The former Mayor was disgraced for stealing whilst EBK's Limba cousin was promoted for stealing even more in the ferry debacle.

On the mor
Spectator 007
Reply with quote  #25 
"In 1967 when the predominant Mende senior Military officers got rid of a Mende General who had taken power unconstitutionally, they handed that power to a Creole who was not residing inside the country at the time to rule." -JK

Toward the end of his rule in 1968, Brigadier A.T. Juxon-Smith went about the country re-introducing himself, claiming to hail from ethnic groups all over the country. E claim dis...e claim dat. Too little, too late. He was toppled shortly afterward. I know his mother was a mende woman from the south. His father a APC man who represented Bonthe in parliament after the 1968 bye-elections. A couple of thugs armed with AK47s was all it took from the Pa to win.
Reply with quote  #26 
"Don't you know why it is unacceptable to talk about Ceole Marginalization?" - Specky

Good rhetorical question Specky! 
Reply with quote  #27 

Me man take am easy pan dis marginalization bizness.  udat di marginalize who?  This so-called problem of marginalization has turned out to be more of a class issue than an ethnic issue.  Correct me if I am wrong, bra. 
Reply with quote  #28 
Mohamed Kutubu Koroma
Reply with quote  #29 

Mr.Cornelius Hamelberg,your comments are very interesting.

Unfortunately two people you mentioned here that I knew very well have since  moved on to eternity.

Major. Amadu Kargbo.He was married to a Creole lady.

Dr.Ann Rogers-Wright was a very good friend of mine while she lived in the Washington Metropolitan Area before moving finally to New Youk.

She left behind one son.I am sure he is a very grown up man by now.

Cornelius Hamelberg
Reply with quote  #30 
Yes Kutubu , those good old days when the Patrick Patnelli's DailyMail headline news could be something like " Dog bites man!"

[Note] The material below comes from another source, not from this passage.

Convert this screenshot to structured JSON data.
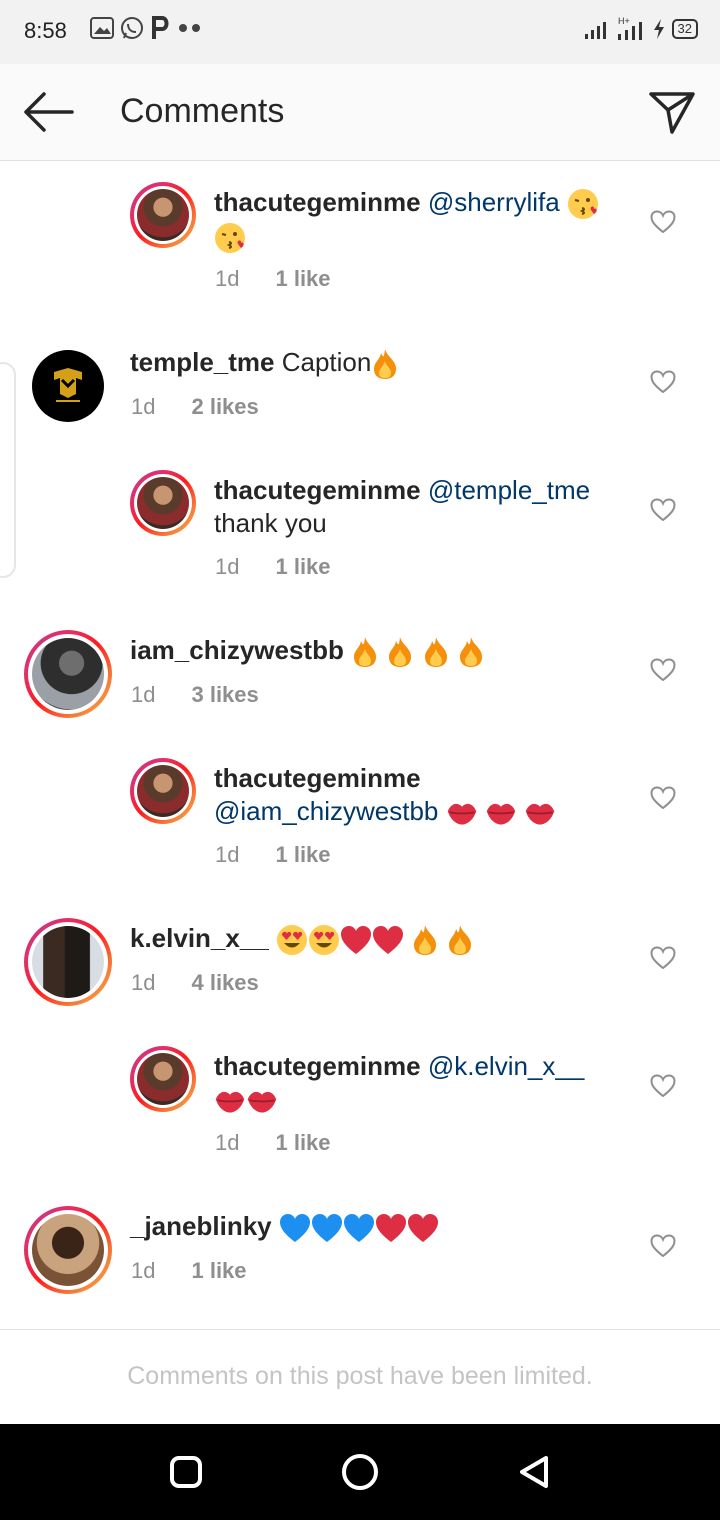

 It's just that this tribe thing is  now so suffocating! I should like to point out that in the early sixties Freetown (when the population was about 250, 000) long before the influx or an addition 1.5 million people LUCIEN GENET ( a Frenchman) was Mayor of Freetown and everything was OK , 24 hrs uninterrupted flow of electricity, enough water from the Guma Valley to meet the needs of capital city, a very clean city (although there were a few okuru dogs to be seen here and there – and the wonderful Night-time Lantern Parades ---- the closest we come to a Rio Festival....


A Frenchman as mayor! How's that for tribal-ism?


And I remember the prominent role played by the Kroo and Bassa tribal headmen and councillors of the Freetown City Council Pa Ashwood etc...

Who are our city planners?.What plans do they have for the next five years?



Previous Topic | Next Topic

Easily create a Forum Website with Website Toolbox.